(INPUT Opens)

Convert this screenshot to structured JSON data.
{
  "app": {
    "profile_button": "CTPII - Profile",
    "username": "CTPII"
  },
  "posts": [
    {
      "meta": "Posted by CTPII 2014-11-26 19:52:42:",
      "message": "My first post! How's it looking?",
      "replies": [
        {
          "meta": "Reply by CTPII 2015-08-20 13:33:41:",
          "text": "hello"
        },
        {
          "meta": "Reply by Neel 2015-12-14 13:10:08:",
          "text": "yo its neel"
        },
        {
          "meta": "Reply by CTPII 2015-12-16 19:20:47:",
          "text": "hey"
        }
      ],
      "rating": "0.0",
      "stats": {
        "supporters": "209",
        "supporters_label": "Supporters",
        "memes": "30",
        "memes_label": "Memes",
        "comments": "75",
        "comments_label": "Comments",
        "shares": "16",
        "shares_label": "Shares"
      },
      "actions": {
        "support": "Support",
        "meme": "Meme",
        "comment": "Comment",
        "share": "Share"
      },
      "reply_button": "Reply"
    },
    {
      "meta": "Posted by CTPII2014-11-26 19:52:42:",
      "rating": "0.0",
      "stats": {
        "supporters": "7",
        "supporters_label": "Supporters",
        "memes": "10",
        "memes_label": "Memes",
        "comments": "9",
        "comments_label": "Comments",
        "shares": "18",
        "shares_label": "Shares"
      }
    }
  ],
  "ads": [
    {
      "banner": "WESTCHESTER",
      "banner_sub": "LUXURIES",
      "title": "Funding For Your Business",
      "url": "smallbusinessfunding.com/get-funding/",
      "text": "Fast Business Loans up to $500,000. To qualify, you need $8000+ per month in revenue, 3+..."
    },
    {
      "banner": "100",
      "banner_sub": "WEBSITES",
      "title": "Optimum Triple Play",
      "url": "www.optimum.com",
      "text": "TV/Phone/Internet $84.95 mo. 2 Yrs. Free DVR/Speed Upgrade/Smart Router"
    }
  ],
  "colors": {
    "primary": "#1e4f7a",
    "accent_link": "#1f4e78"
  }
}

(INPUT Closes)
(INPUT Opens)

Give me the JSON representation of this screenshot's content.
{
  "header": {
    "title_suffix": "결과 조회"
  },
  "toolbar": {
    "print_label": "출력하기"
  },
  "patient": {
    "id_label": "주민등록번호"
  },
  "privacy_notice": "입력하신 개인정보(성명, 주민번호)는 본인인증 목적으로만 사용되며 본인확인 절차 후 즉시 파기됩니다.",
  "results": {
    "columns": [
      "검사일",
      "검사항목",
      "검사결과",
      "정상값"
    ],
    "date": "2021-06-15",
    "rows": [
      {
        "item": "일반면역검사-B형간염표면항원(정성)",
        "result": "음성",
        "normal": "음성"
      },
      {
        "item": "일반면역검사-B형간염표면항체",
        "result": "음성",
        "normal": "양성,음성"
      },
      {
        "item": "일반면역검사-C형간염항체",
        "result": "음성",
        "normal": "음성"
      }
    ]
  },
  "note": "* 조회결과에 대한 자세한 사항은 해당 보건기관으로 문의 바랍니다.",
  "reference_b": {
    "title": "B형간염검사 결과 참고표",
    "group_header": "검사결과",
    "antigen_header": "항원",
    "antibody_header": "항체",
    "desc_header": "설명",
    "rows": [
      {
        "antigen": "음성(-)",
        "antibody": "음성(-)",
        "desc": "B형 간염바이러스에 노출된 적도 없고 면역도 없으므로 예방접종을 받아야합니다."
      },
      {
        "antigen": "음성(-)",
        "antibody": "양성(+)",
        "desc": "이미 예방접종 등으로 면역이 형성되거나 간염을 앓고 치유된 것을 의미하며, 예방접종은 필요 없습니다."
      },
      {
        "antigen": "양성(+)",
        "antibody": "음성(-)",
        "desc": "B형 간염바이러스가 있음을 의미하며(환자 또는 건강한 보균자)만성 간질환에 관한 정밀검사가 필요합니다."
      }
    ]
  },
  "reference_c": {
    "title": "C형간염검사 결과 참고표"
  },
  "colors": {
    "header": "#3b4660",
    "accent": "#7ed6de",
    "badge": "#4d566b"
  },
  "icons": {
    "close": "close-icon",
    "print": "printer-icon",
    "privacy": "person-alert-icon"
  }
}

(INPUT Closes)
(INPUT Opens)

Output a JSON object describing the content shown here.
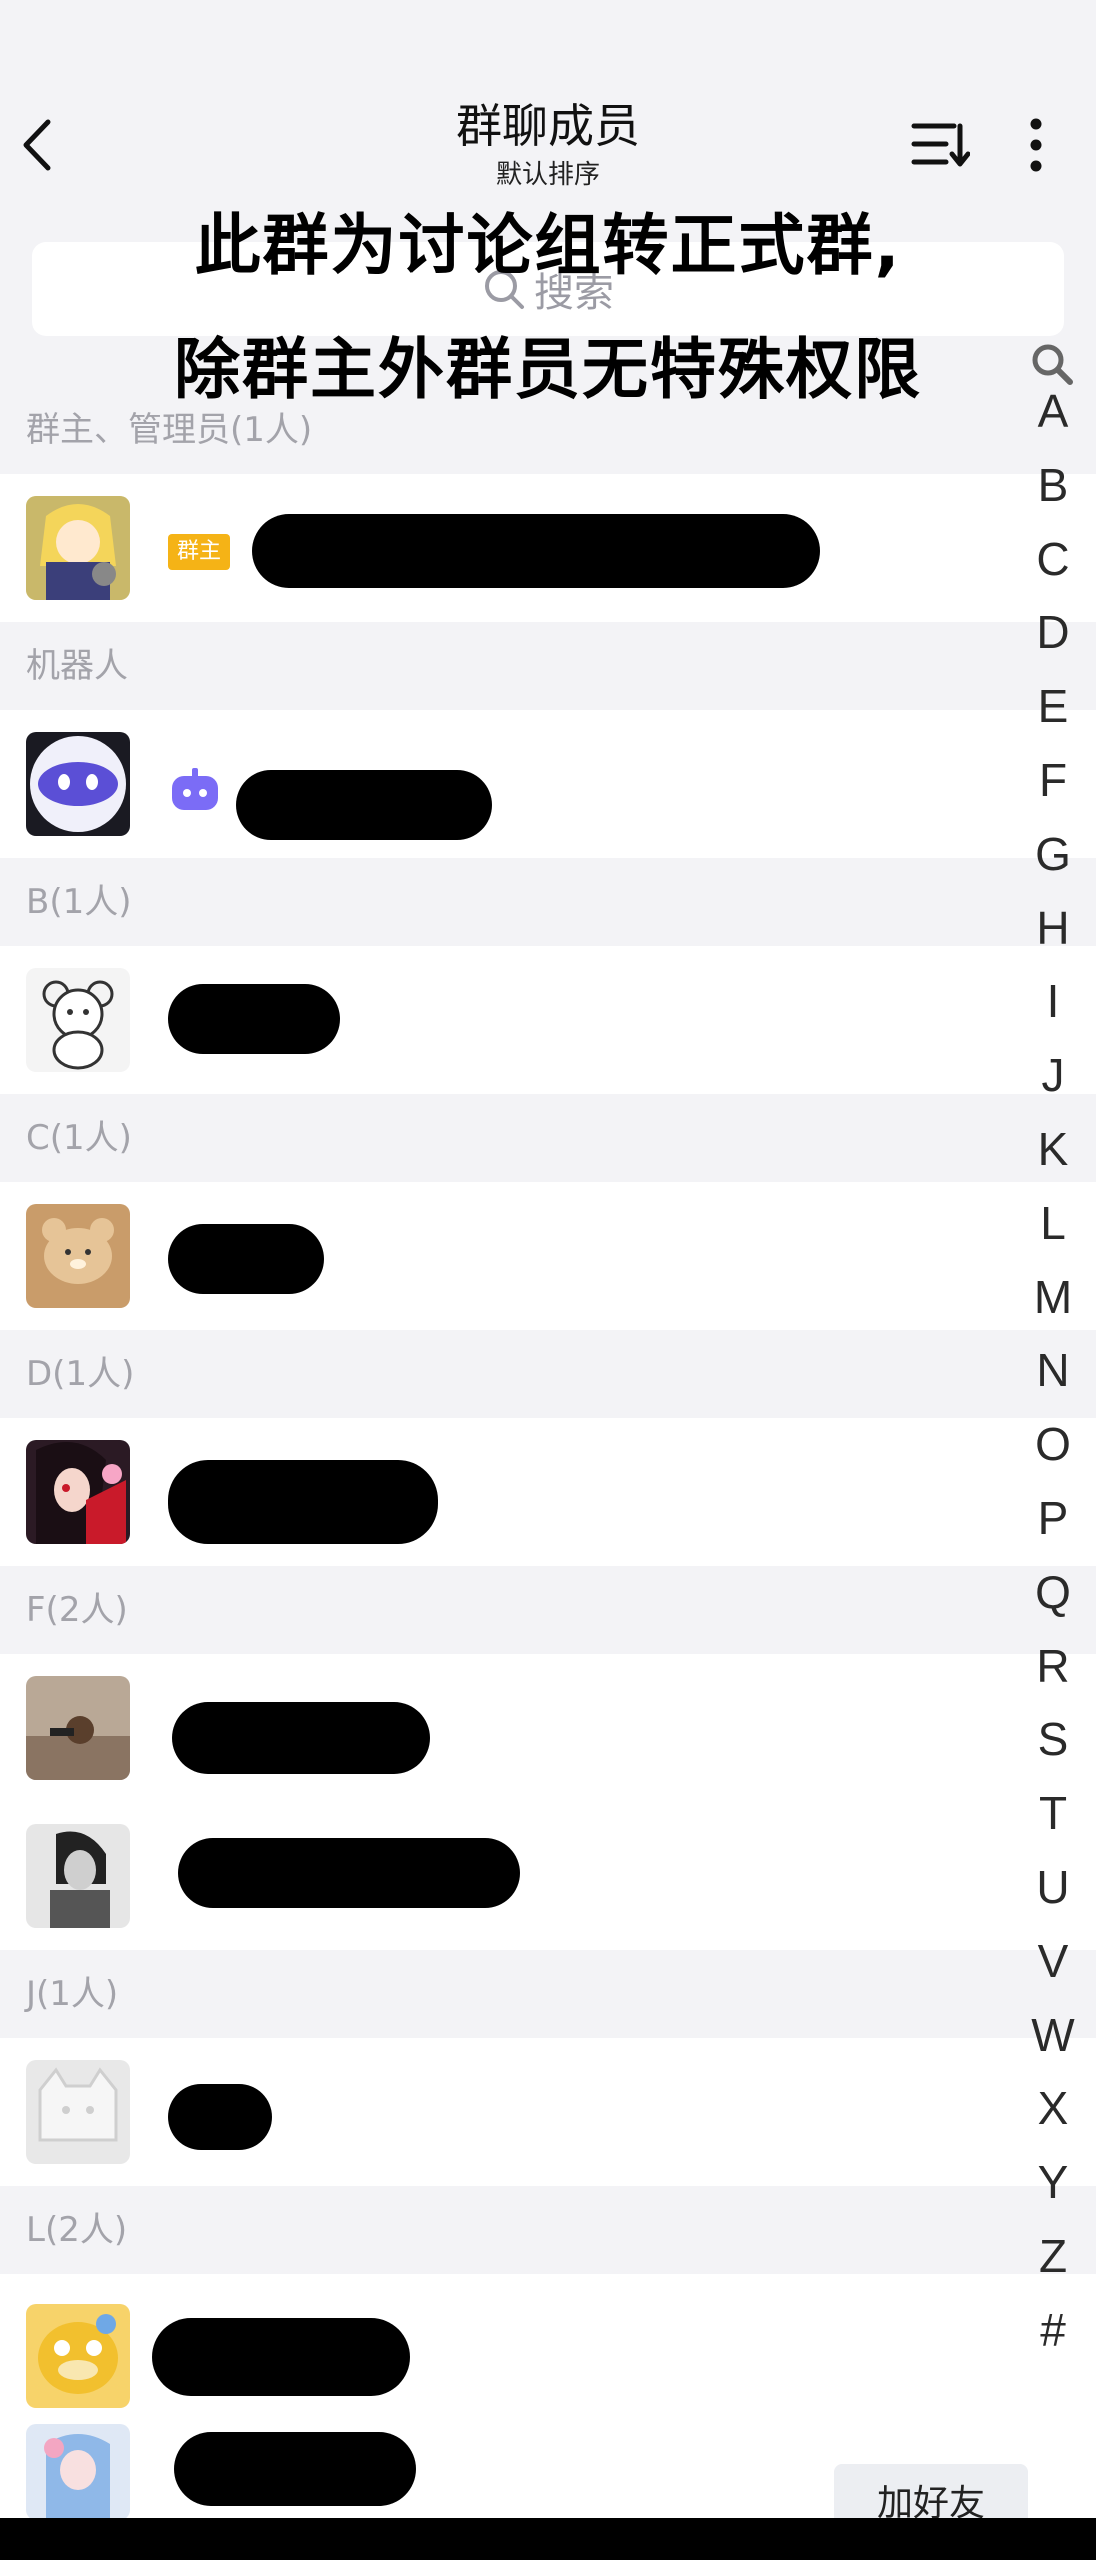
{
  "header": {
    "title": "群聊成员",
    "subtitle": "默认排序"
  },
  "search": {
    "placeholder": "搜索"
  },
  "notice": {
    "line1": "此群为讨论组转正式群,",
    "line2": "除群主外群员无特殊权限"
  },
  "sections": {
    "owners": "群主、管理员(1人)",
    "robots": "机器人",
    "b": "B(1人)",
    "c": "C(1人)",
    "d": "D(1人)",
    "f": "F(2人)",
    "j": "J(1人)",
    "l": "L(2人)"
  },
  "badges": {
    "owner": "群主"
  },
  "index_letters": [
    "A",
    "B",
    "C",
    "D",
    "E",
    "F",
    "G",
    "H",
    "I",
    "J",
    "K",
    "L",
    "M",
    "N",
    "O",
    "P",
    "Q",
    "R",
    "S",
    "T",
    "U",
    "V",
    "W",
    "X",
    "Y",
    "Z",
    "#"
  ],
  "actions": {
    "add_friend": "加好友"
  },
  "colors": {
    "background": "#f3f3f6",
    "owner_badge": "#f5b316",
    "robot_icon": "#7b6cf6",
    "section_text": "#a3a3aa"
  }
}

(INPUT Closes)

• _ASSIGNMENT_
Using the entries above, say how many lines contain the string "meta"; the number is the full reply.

• _RESULT OF THE TASK_
5